"What we’re doing is having a very significant impact," one U.S. official said. "These are calibrated and firm moves… that have had significant impact on the Russian economy."

The U.S. Commerce Department also expanded earlier restrictions on what American companies can export to Russia. The department stopped issuing new licenses in March, but will now explicitly deny some applications and could revoke earlier issued permissions. Any applications from U.S. companies that want to export items that could contribute to Russia’s military capability will be rejected, Commerce said. Thirteen Russian companies were also added to a further restricted "entity list," which means permission to export to them will likely be denied.

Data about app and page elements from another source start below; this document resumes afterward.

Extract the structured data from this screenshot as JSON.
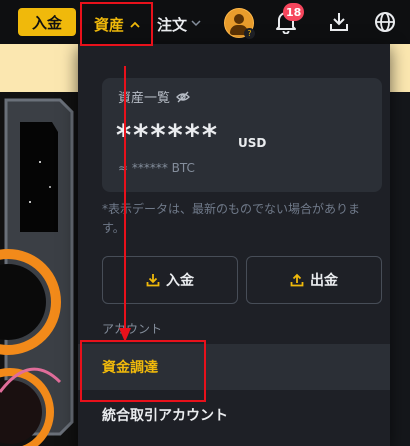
{
  "topbar": {
    "deposit_label": "入金",
    "assets_label": "資産",
    "orders_label": "注文",
    "notification_count": "18"
  },
  "dropdown": {
    "overview_title": "資産一覧",
    "balance_masked": "******",
    "balance_currency": "USD",
    "btc_masked": "≈ ****** BTC",
    "note": "*表示データは、最新のものでない場合があります。",
    "deposit_button": "入金",
    "withdraw_button": "出金",
    "account_section": "アカウント",
    "items": [
      {
        "label": "資金調達"
      },
      {
        "label": "統合取引アカウント"
      }
    ]
  },
  "colors": {
    "accent": "#f0b90b",
    "panel": "#1e2026",
    "card": "#2b2f36",
    "badge": "#f6465d",
    "annotation": "#e8111b"
  },
  "icons": [
    "chevron-up-icon",
    "chevron-down-icon",
    "avatar",
    "bell-icon",
    "download-icon",
    "globe-icon",
    "eye-off-icon",
    "deposit-icon",
    "withdraw-icon"
  ]
}
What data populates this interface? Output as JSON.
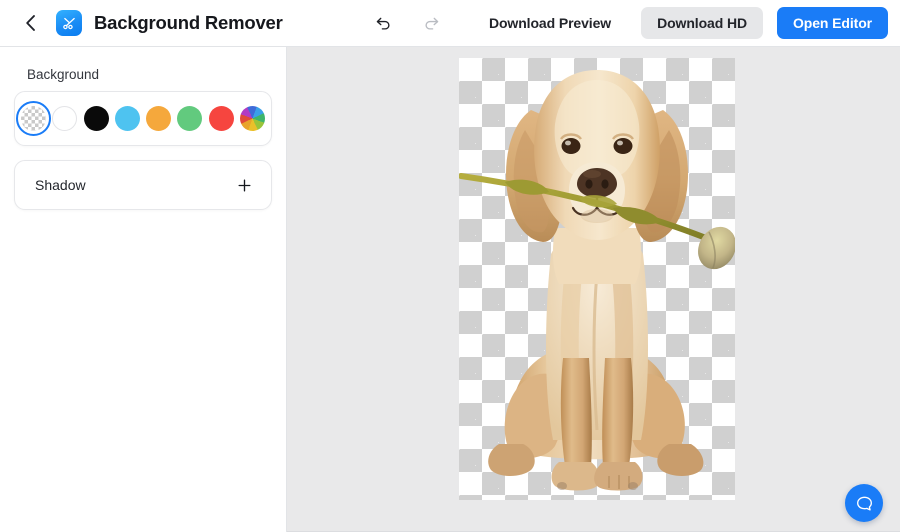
{
  "header": {
    "back_icon": "chevron-left-icon",
    "app_icon": "scissors-icon",
    "title": "Background Remover",
    "undo_icon": "undo-arrow-icon",
    "redo_icon": "redo-arrow-icon",
    "download_preview_label": "Download Preview",
    "download_hd_label": "Download HD",
    "open_editor_label": "Open Editor",
    "accent_color": "#1a7cf7",
    "secondary_button_color": "#e6e7e9",
    "redo_disabled_color": "#b9bcc2"
  },
  "sidebar": {
    "background_section": {
      "label": "Background",
      "swatches": [
        {
          "name": "transparent",
          "color": "transparent",
          "selected": true
        },
        {
          "name": "white",
          "color": "#ffffff",
          "selected": false
        },
        {
          "name": "black",
          "color": "#0a0a0a",
          "selected": false
        },
        {
          "name": "sky-blue",
          "color": "#4ec3f0",
          "selected": false
        },
        {
          "name": "orange",
          "color": "#f5a83c",
          "selected": false
        },
        {
          "name": "green",
          "color": "#62ca7e",
          "selected": false
        },
        {
          "name": "red",
          "color": "#f6453f",
          "selected": false
        },
        {
          "name": "color-picker",
          "color": "multicolor",
          "selected": false
        }
      ]
    },
    "shadow_section": {
      "label": "Shadow",
      "add_icon": "plus-icon"
    }
  },
  "canvas": {
    "background_color": "#e9e9ea",
    "artboard": {
      "transparency_checker": true,
      "checker_size_px": 23,
      "content_alt": "golden retriever puppy sitting, holding a tulip stem in its mouth, background removed"
    }
  },
  "support": {
    "chat_icon": "chat-bubble-icon",
    "chat_color": "#1a7cf7"
  }
}
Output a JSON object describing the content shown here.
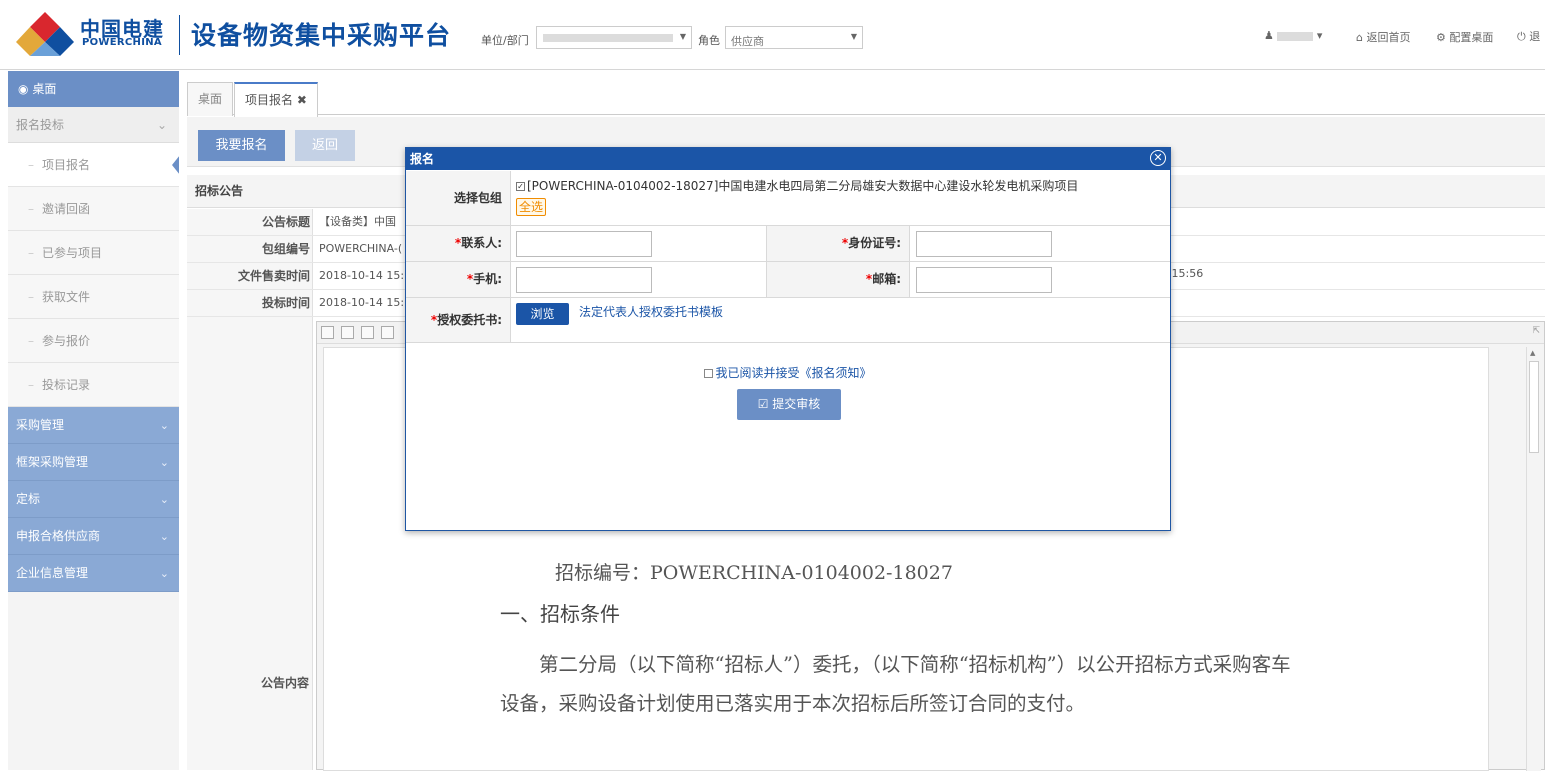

It’s unclear which products will be restricted under the tighter export controls. Commerce oversees so-called “dual use” items, which can be used for civilian or military purposes, so if the new measure were interpreted broadly the restrictions could apply to all the products that the agency controls. A Commerce spokesman did not respond to requests for comment.

Tom Keatinge, an independent finance and security analyst, said the U.S. was probably sending few military items to Russia, even before the tighter measures.

“I cannot imagine that anything is being exported that can’t be sourced elsewhere from China or the like,” said Keatinge, who is also a former J.P. Morgan investment banker, in an email.

While the direct effects may be limited, export lawyer Farhad Alavi said the increased complication of sending products to Russia may discourage smaller companies from even applying for the licenses.

“They’re just going to say screw it, we’re not going to deal with Russia,” said Alavi, a partner with Akrivis Law Group.

President Obama said in Kuala Lumpur, Malaysia Sunday that the U.S. was opting to coordinate with Europe, rather than charging ahead alone.

"The notion that for us to go forward with sectoral sanctions on our own without the Europeans would be the most effective deterrent to Mr. Putin I think is factually wrong," Obama said at a joint press conference with Malaysian Prime Minister Najib Razak. "We’re going to be in a stronger position to deter Mr. Putin when he sees that the world is unified and the United States and Europe is unified, rather than this is just a U.S.-Russian conflict."

The government in Kiev has pleaded for the United States to offer more military aid to Ukraine, including weapons, but U.S. officials said there is no scenario in which the Ukrainian military is going to be built up to the point that it can withstand Russian military might. The European Union is expected to announce similar economic sanctions soon.

Keith Johnson contributed this this article.

This article has been updated and corrected.

*Correction, April 30, 2014: The Treasury Department said on March 20, 2014 that the U.S. was sanctioning Timchenko bec
ause Putin had access to Gunvor funds, but did not sanction Gunvor.  An earlier version of this story misstated that the firm had also been blacklisted. (Return to reading.)